My husband and I recently relocated and as a result, often find ourselves frequenting home supply stores. During a recent excursion, I chuckled when I was able to locate wood bleach (a necessary home refurbishing item), a box of swiss rolls, and a gallon of milk—two items I didn’t realize I needed until I passed them in the store. Moments later, a highway billboard informed me that I could indulge in my favorite cider and donuts (notice the plural form) while selecting trendy women’s apparel. Clearly, this convenience could have significant ramifications. As I was driving, the radio chimed in with the latest news that partnership plans continue for a department store, fitness center, and smoothie franchise seeking to further court customers. A simple trip to the store made me aware of the many distractions pursuing identity.

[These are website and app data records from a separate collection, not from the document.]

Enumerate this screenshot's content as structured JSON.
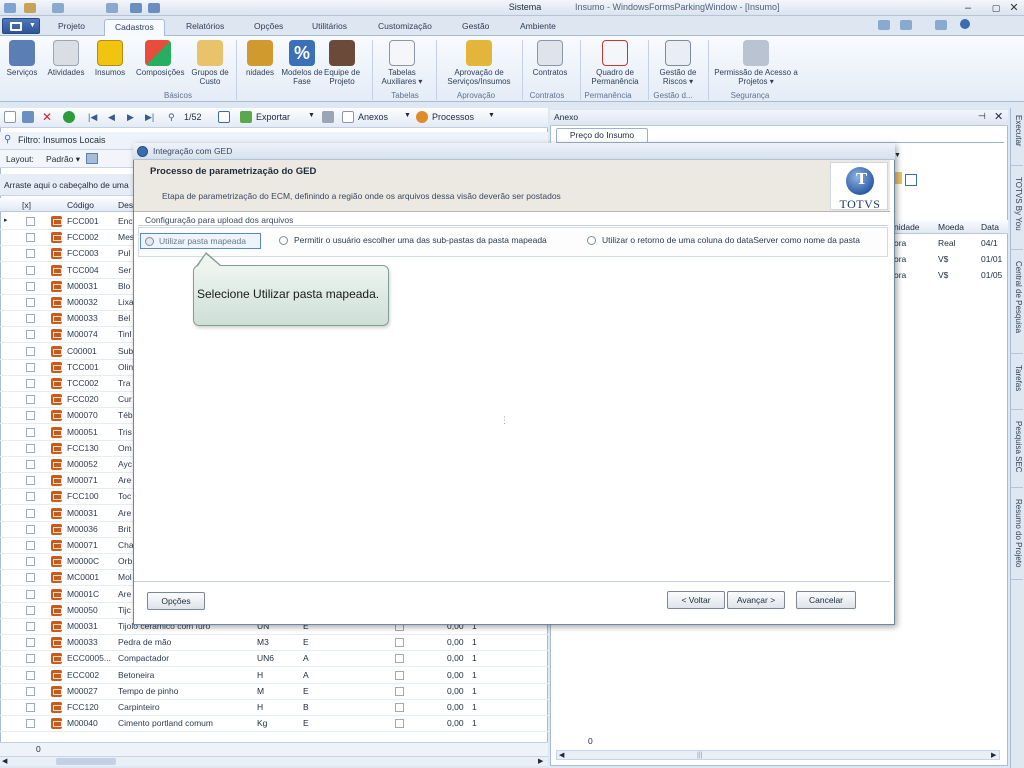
{
  "app": {
    "title": "Sistema",
    "window_title": "Insumo - WindowsFormsParkingWindow - [Insumo]"
  },
  "ribbon_tabs": [
    "Projeto",
    "Cadastros",
    "Relatórios",
    "Opções",
    "Utilitários",
    "Customização",
    "Gestão",
    "Ambiente"
  ],
  "ribbon": {
    "buttons": [
      {
        "label": "Serviços"
      },
      {
        "label": "Atividades"
      },
      {
        "label": "Insumos"
      },
      {
        "label": "Composições"
      },
      {
        "label": "Grupos de Custo"
      },
      {
        "label": "nidades"
      },
      {
        "label": "Modelos de Fase"
      },
      {
        "label": "Equipe de Projeto"
      },
      {
        "label": "Tabelas Auxiliares ▾"
      },
      {
        "label": "Aprovação de Serviços/Insumos"
      },
      {
        "label": "Contratos"
      },
      {
        "label": "Quadro de Permanência"
      },
      {
        "label": "Gestão de Riscos ▾"
      },
      {
        "label": "Permissão de Acesso a Projetos ▾"
      }
    ],
    "groups": [
      "Básicos",
      "Tabelas",
      "Aprovação",
      "Contratos",
      "Permanência",
      "Gestão d...",
      "Segurança"
    ]
  },
  "left_toolbar": {
    "page": "1/52",
    "export_label": "Exportar",
    "attachments_label": "Anexos",
    "processes_label": "Processos"
  },
  "filter": {
    "label": "Filtro: Insumos Locais"
  },
  "layout": {
    "label": "Layout:",
    "value": "Padrão ▾"
  },
  "group_prompt": "Arraste aqui o cabeçalho de uma coluna para agrupar",
  "grid": {
    "headers": [
      "[x]",
      "Código",
      "Des"
    ],
    "rows": [
      {
        "code": "FCC001",
        "desc": "Enc"
      },
      {
        "code": "FCC002",
        "desc": "Mes"
      },
      {
        "code": "FCC003",
        "desc": "Pul"
      },
      {
        "code": "TCC004",
        "desc": "Ser"
      },
      {
        "code": "M00031",
        "desc": "Blo"
      },
      {
        "code": "M00032",
        "desc": "Lixa"
      },
      {
        "code": "M00033",
        "desc": "Bel"
      },
      {
        "code": "M00074",
        "desc": "Tinl"
      },
      {
        "code": "C00001",
        "desc": "Sub"
      },
      {
        "code": "TCC001",
        "desc": "Olin"
      },
      {
        "code": "TCC002",
        "desc": "Tra"
      },
      {
        "code": "FCC020",
        "desc": "Cur"
      },
      {
        "code": "M00070",
        "desc": "Téb"
      },
      {
        "code": "M00051",
        "desc": "Tris"
      },
      {
        "code": "FCC130",
        "desc": "Om"
      },
      {
        "code": "M00052",
        "desc": "Ayc"
      },
      {
        "code": "M00071",
        "desc": "Are"
      },
      {
        "code": "FCC100",
        "desc": "Toc"
      },
      {
        "code": "M00031",
        "desc": "Are"
      },
      {
        "code": "M00036",
        "desc": "Brit"
      },
      {
        "code": "M00071",
        "desc": "Cha"
      },
      {
        "code": "M0000C",
        "desc": "Orb"
      },
      {
        "code": "MC0001",
        "desc": "Mol"
      },
      {
        "code": "M0001C",
        "desc": "Are"
      },
      {
        "code": "M00050",
        "desc": "Tijc"
      },
      {
        "code": "M00031",
        "desc": "Tijolo cerâmico com furo",
        "un": "UN",
        "cl": "E",
        "val": "0,00",
        "q": "1"
      },
      {
        "code": "M00033",
        "desc": "Pedra de mão",
        "un": "M3",
        "cl": "E",
        "val": "0,00",
        "q": "1"
      },
      {
        "code": "ECC0005...",
        "desc": "Compactador",
        "un": "UN6",
        "cl": "A",
        "val": "0,00",
        "q": "1"
      },
      {
        "code": "ECC002",
        "desc": "Betoneira",
        "un": "H",
        "cl": "A",
        "val": "0,00",
        "q": "1"
      },
      {
        "code": "M00027",
        "desc": "Tempo de pinho",
        "un": "M",
        "cl": "E",
        "val": "0,00",
        "q": "1"
      },
      {
        "code": "FCC120",
        "desc": "Carpinteiro",
        "un": "H",
        "cl": "B",
        "val": "0,00",
        "q": "1"
      },
      {
        "code": "M00040",
        "desc": "Cimento portland comum",
        "un": "Kg",
        "cl": "E",
        "val": "0,00",
        "q": "1"
      }
    ],
    "status_count": "0"
  },
  "right_panel": {
    "title": "Anexo",
    "tab": "Preço do Insumo",
    "columns": [
      "nidade",
      "Moeda",
      "Data"
    ],
    "rows": [
      {
        "a": "ora",
        "b": "Real",
        "c": "04/1"
      },
      {
        "a": "ora",
        "b": "V$",
        "c": "01/01"
      },
      {
        "a": "ora",
        "b": "V$",
        "c": "01/05"
      }
    ],
    "status_count": "0"
  },
  "side_tabs": [
    "Executar",
    "TOTVS By You",
    "Central de Pesquisa",
    "Tarefas",
    "Pesquisa SEC",
    "Resumo do Projeto"
  ],
  "dialog": {
    "title": "Integração com GED",
    "banner_title": "Processo de parametrização do GED",
    "banner_subtitle": "Etapa de parametrização do ECM, definindo a região onde os arquivos dessa visão deverão ser postados",
    "logo_text": "TOTVS",
    "section_label": "Configuração para upload dos arquivos",
    "options": [
      {
        "label": "Utilizar pasta mapeada"
      },
      {
        "label": "Permitir o usuário escolher uma das sub-pastas da pasta mapeada"
      },
      {
        "label": "Utilizar o retorno de uma coluna do dataServer como nome da pasta"
      }
    ],
    "callout_text": "Selecione Utilizar pasta mapeada.",
    "buttons": {
      "options": "Opções",
      "back": "< Voltar",
      "next": "Avançar >",
      "cancel": "Cancelar"
    }
  },
  "colors": {
    "accent": "#2e5596",
    "dialog_banner": "#ece9e2",
    "callout_bg": "#dbe9e1"
  }
}
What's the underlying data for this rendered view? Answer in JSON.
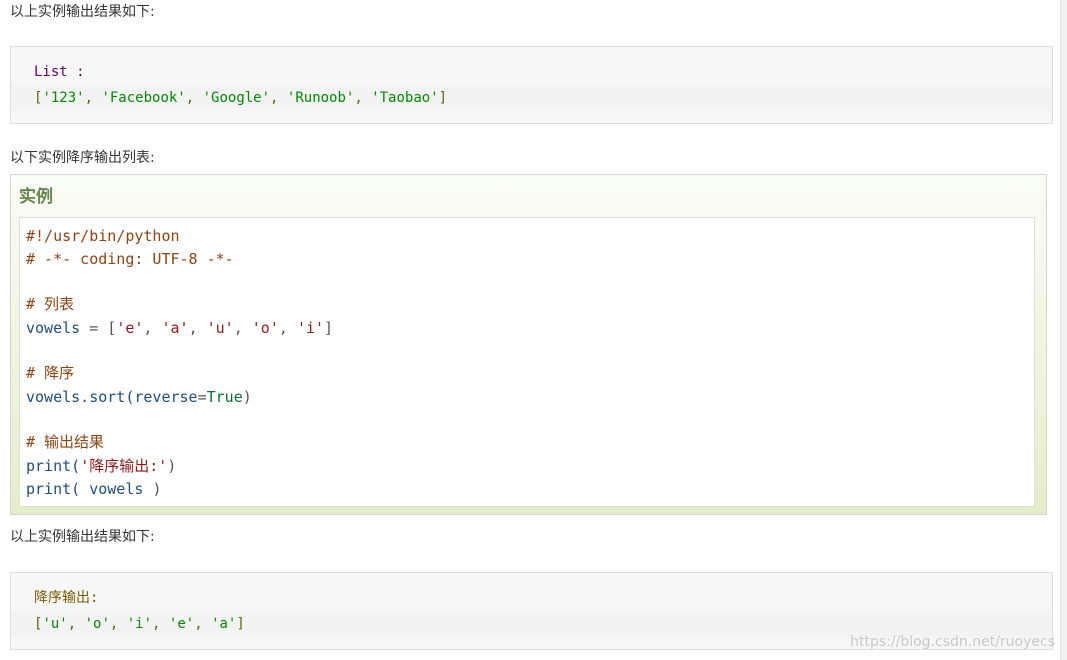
{
  "intro_1": "以上实例输出结果如下:",
  "output_1": {
    "line1": "List :",
    "line2": {
      "open": "[",
      "items": [
        "'123'",
        "'Facebook'",
        "'Google'",
        "'Runoob'",
        "'Taobao'"
      ],
      "sep": ", ",
      "close": "]"
    }
  },
  "intro_2": "以下实例降序输出列表:",
  "example": {
    "title": "实例",
    "code": {
      "shebang": "#!/usr/bin/python",
      "coding": "# -*- coding: UTF-8 -*-",
      "comment_list": "# 列表",
      "vowels_name": "vowels",
      "vowels_eq": " = [",
      "v1": "'e'",
      "v2": "'a'",
      "v3": "'u'",
      "v4": "'o'",
      "v5": "'i'",
      "comma": ", ",
      "close_bracket": "]",
      "comment_desc": "# 降序",
      "sort_call": "vowels.sort(",
      "reverse_kw": "reverse",
      "eq": "=",
      "true_const": "True",
      "close_paren": ")",
      "comment_output": "# 输出结果",
      "print1_fn": "print(",
      "print1_str": "'降序输出:'",
      "print1_close": ")",
      "print2_fn": "print(",
      "print2_arg": " vowels ",
      "print2_close": ")"
    }
  },
  "intro_3": "以上实例输出结果如下:",
  "output_2": {
    "line1": "降序输出:",
    "line2": {
      "open": "[",
      "items": [
        "'u'",
        "'o'",
        "'i'",
        "'e'",
        "'a'"
      ],
      "sep": ", ",
      "close": "]"
    }
  },
  "watermark": "https://blog.csdn.net/ruoyecs"
}
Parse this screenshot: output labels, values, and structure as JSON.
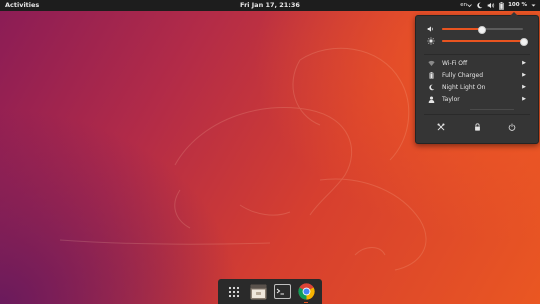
{
  "topbar": {
    "activities_label": "Activities",
    "clock": "Fri Jan 17, 21:36",
    "input_method": "en",
    "battery_percent_label": "100 %",
    "tray_icons": [
      "input-method-icon",
      "night-light-icon",
      "volume-icon",
      "battery-icon",
      "dropdown-arrow-icon"
    ]
  },
  "system_menu": {
    "volume": {
      "icon": "volume-icon",
      "level": 0.48
    },
    "brightness": {
      "icon": "brightness-icon",
      "level": 1.0
    },
    "items": [
      {
        "icon": "wifi-icon",
        "label": "Wi-Fi Off"
      },
      {
        "icon": "battery-icon",
        "label": "Fully Charged"
      },
      {
        "icon": "night-light-icon",
        "label": "Night Light On"
      },
      {
        "icon": "user-icon",
        "label": "Taylor"
      }
    ],
    "actions": [
      {
        "icon": "settings-tools-icon"
      },
      {
        "icon": "lock-icon"
      },
      {
        "icon": "power-icon"
      }
    ]
  },
  "dock": {
    "items": [
      {
        "icon": "show-applications-icon",
        "active": false
      },
      {
        "icon": "files-icon",
        "active": false
      },
      {
        "icon": "terminal-icon",
        "active": false
      },
      {
        "icon": "chrome-icon",
        "active": true
      }
    ]
  },
  "colors": {
    "accent": "#e95420",
    "panel": "#353535",
    "topbar": "#1d1d1d"
  }
}
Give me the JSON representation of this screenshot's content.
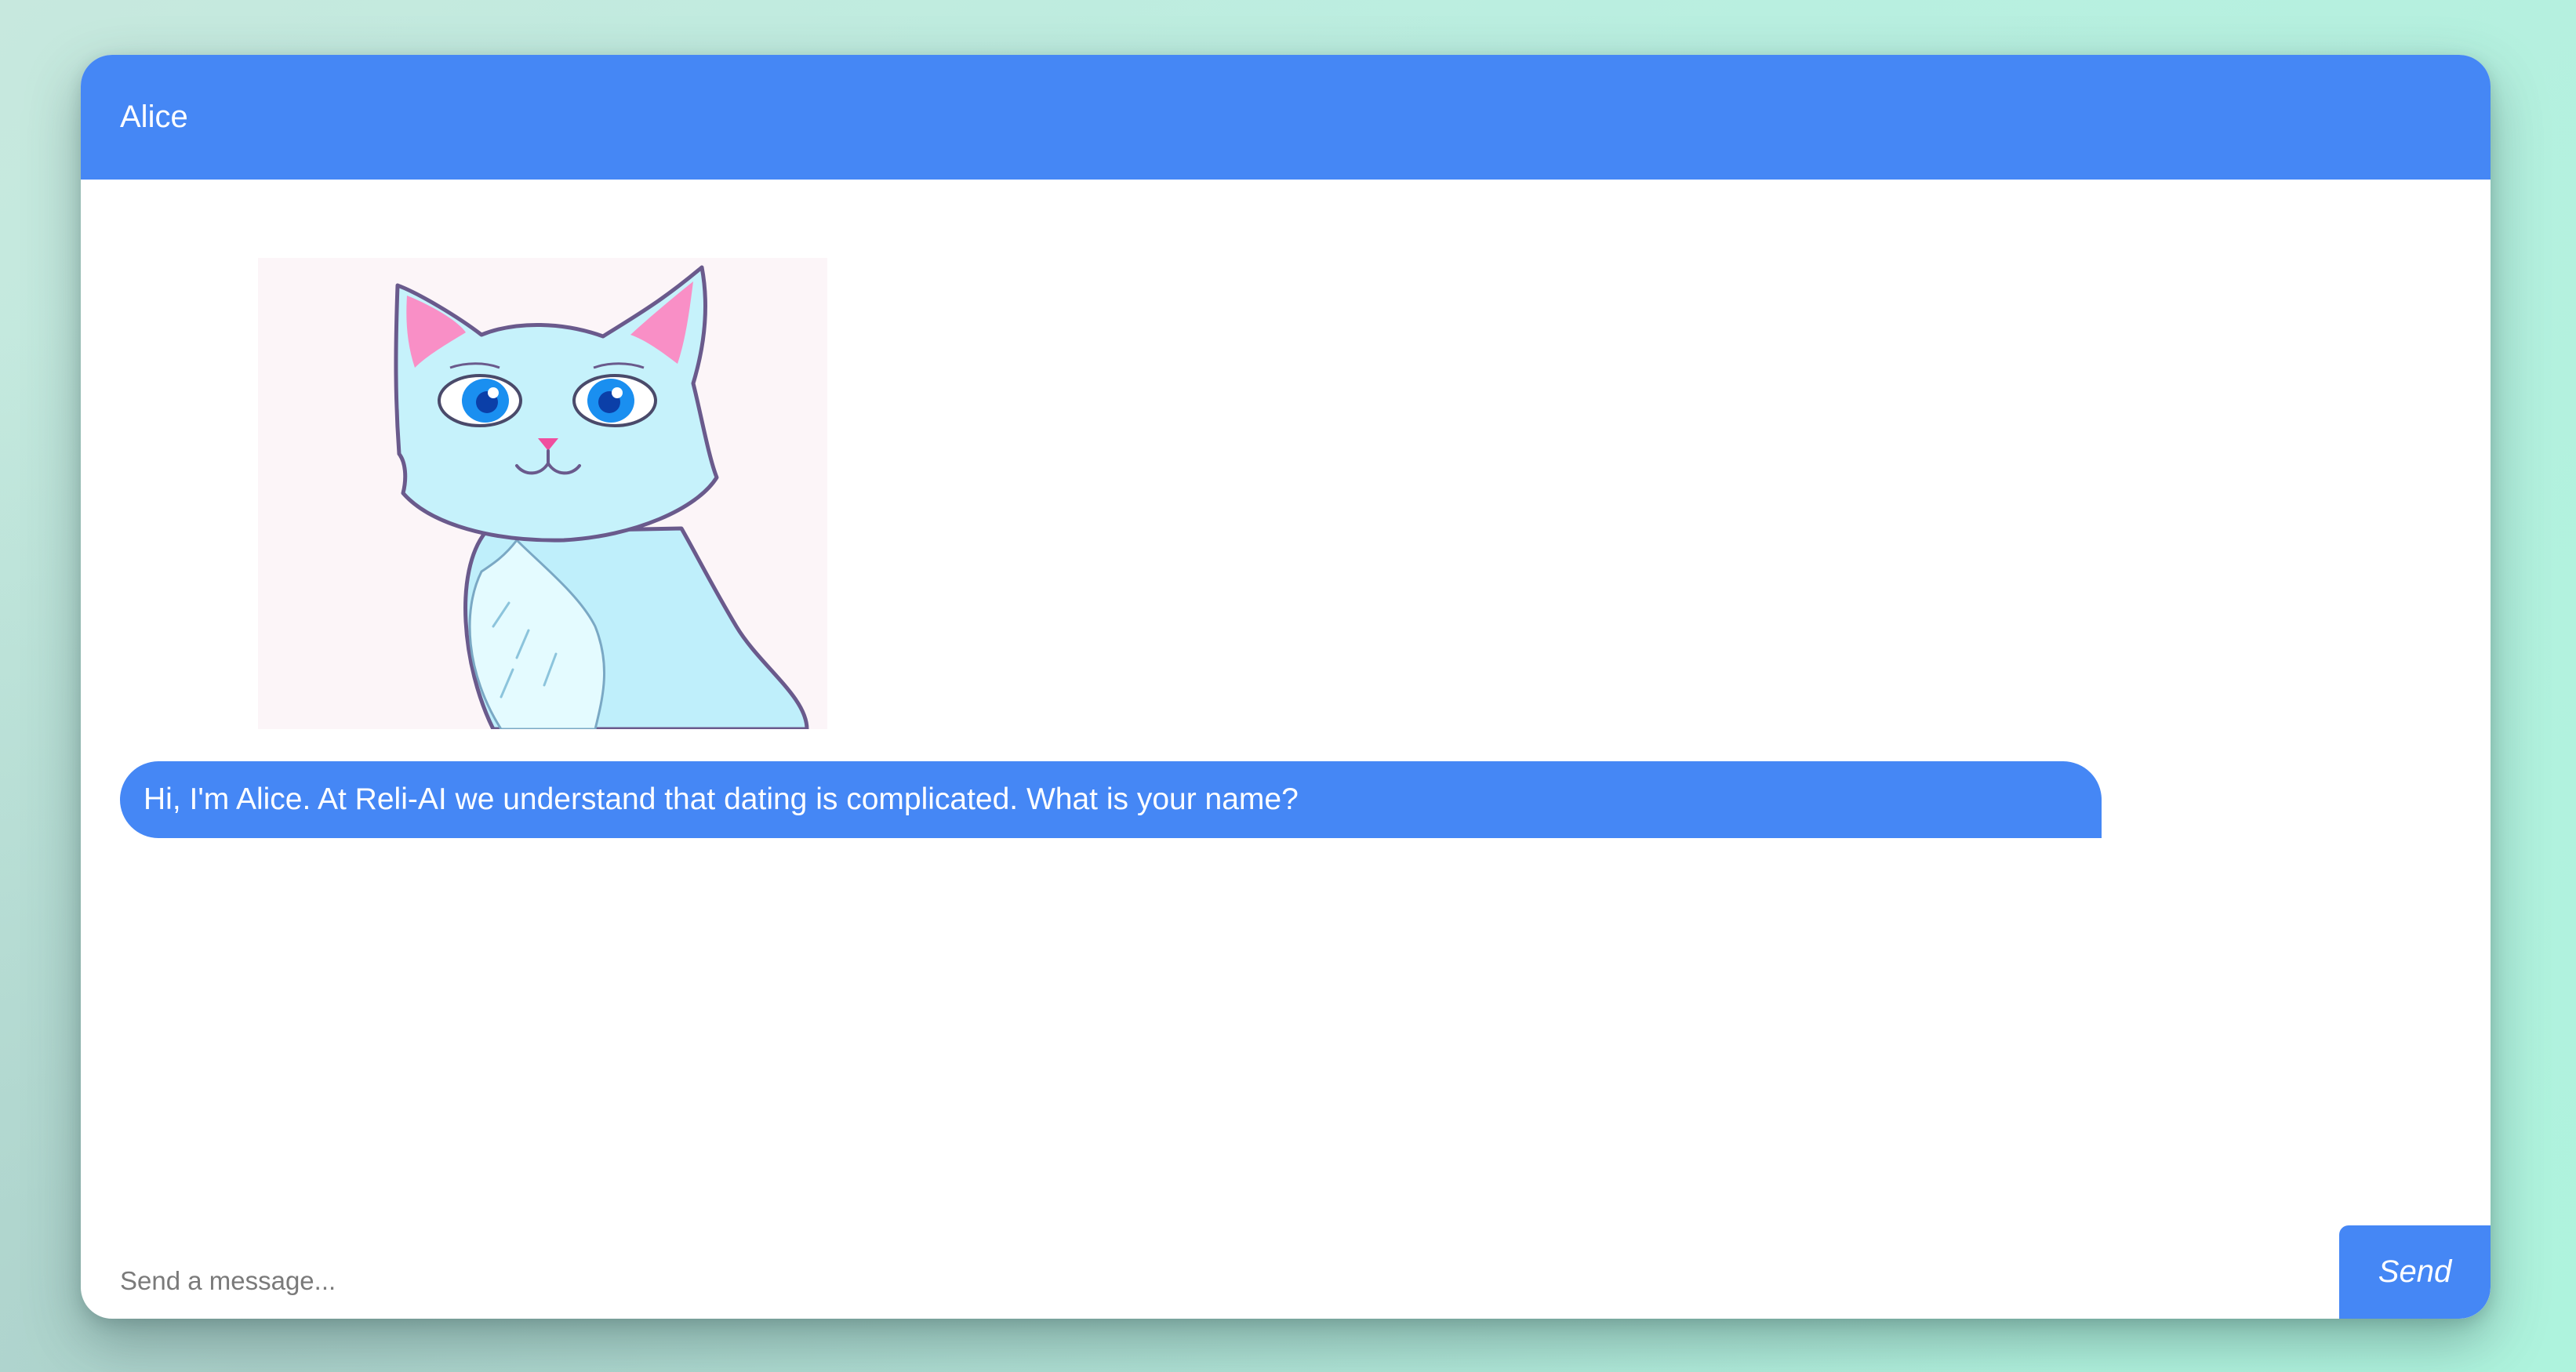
{
  "header": {
    "title": "Alice"
  },
  "messages": [
    {
      "sender": "Alice",
      "avatar": "cat-avatar-icon",
      "text": "Hi, I'm Alice. At Reli-AI we understand that dating is complicated. What is your name?"
    }
  ],
  "composer": {
    "placeholder": "Send a message...",
    "value": "",
    "send_label": "Send"
  },
  "colors": {
    "accent": "#4587f5",
    "window_background": "#ffffff",
    "page_gradient_start": "#c7e8de",
    "page_gradient_end": "#aef3dd"
  }
}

Personal and Professional Transitions
I have spent much time recently considering the concept of transitions—personally and professionally. While visiting a Christian school recently, it was refreshing to hear one of the teachers say as they reflected on a recent school decision,
“We had to reconsider who God intends us to be and how we can be faithful stewards of the resources he has entrusted to us…”
Christian schools and churches are constantly faced with the challenge of remaining true to God’s mission and vision in a culture that calls us to be all things to all people in order to remain relevant. Scripture encourages us to seek God’s will wholeheartedly in these matters. Romans 12:1-2 (NIV) challenges and reassures us:
“…Offer your bodies as living sacrifices, holy and pleasing to God—this is your spiritual act of worship. Do not conform any longer to the pattern of this world but be transformed by the renewing of your mind. Then you will be able to test and approve what God’s will is—his good, pleasing and perfect will.”
Ultimate purpose, meaning, and blessing for both the individual and corporate body are found only in alignment with God’s will. A still, small voice still speaks with clarity in the midst of a chaotic culture and an enemy conniving to steer us away from God’s identity for us, his people. It has been said that the best predictor of what God will do in the future is what he has done in the past. As you consider transitions in your own life or that of your students, seek God fervently and ask, “God, what do you want to accomplish in this generation for your purposes?” God is true to his Word, his purposes; therefore, let us always be people of the Word.
Transitions for Young Adults
I am also concerned for young adults transitioning through high school into young adulthood. They, too, are sifting through the clamoring voices vying for their attention while seeking to hear clearly and know with certainty God’s purposes for their life. Is true meaning established only in degrees, titles, and possessions as this culture would suggest?
How can we partner well with teens with disabilities who seek to find solace when futures include additional challenges? It is essential to uphold them in prayer and affirm God’s greatest purpose for their life: to be an image-bearer for the most-high God in all arenas of life.
This partnership is best accomplished through a strength-based perspective where we take time for ongoing conversation, practice deep listening, pursue and encourage realistic, hope-filled options, and hold the young adult accountable to timely, appropriate personal goals toward their bright future.
As God’s image-bearers, we know there is eternal purpose and meaning for every human life. Genesis 1:27 (NIV) states,
“So God created mankind in his own image, in the image of God he created them; male and female he created them”.
This world cannot offer even a shadow of purpose compared to the meaningful invitation extended by the Creator to us each day—God offers us an invitation to reflect his characteristics in all opportunities.
In the midst of helter-skelter cultural malaise, let us settle in before our God in his word and let him speak with clarity to us regarding his image. God is eager to remind us of whose we are, his plans for us, and ways he is equipping us to minister as Christ-centered educators, knowing students excellently and loving them well in this generation.
“I would rather be what God chose to make me than the most glorious creature that I could think of; for to have been born in God’s thought, and then made by God is the dearest, grandest, and most precious thing in all thinking.” -George MacDonald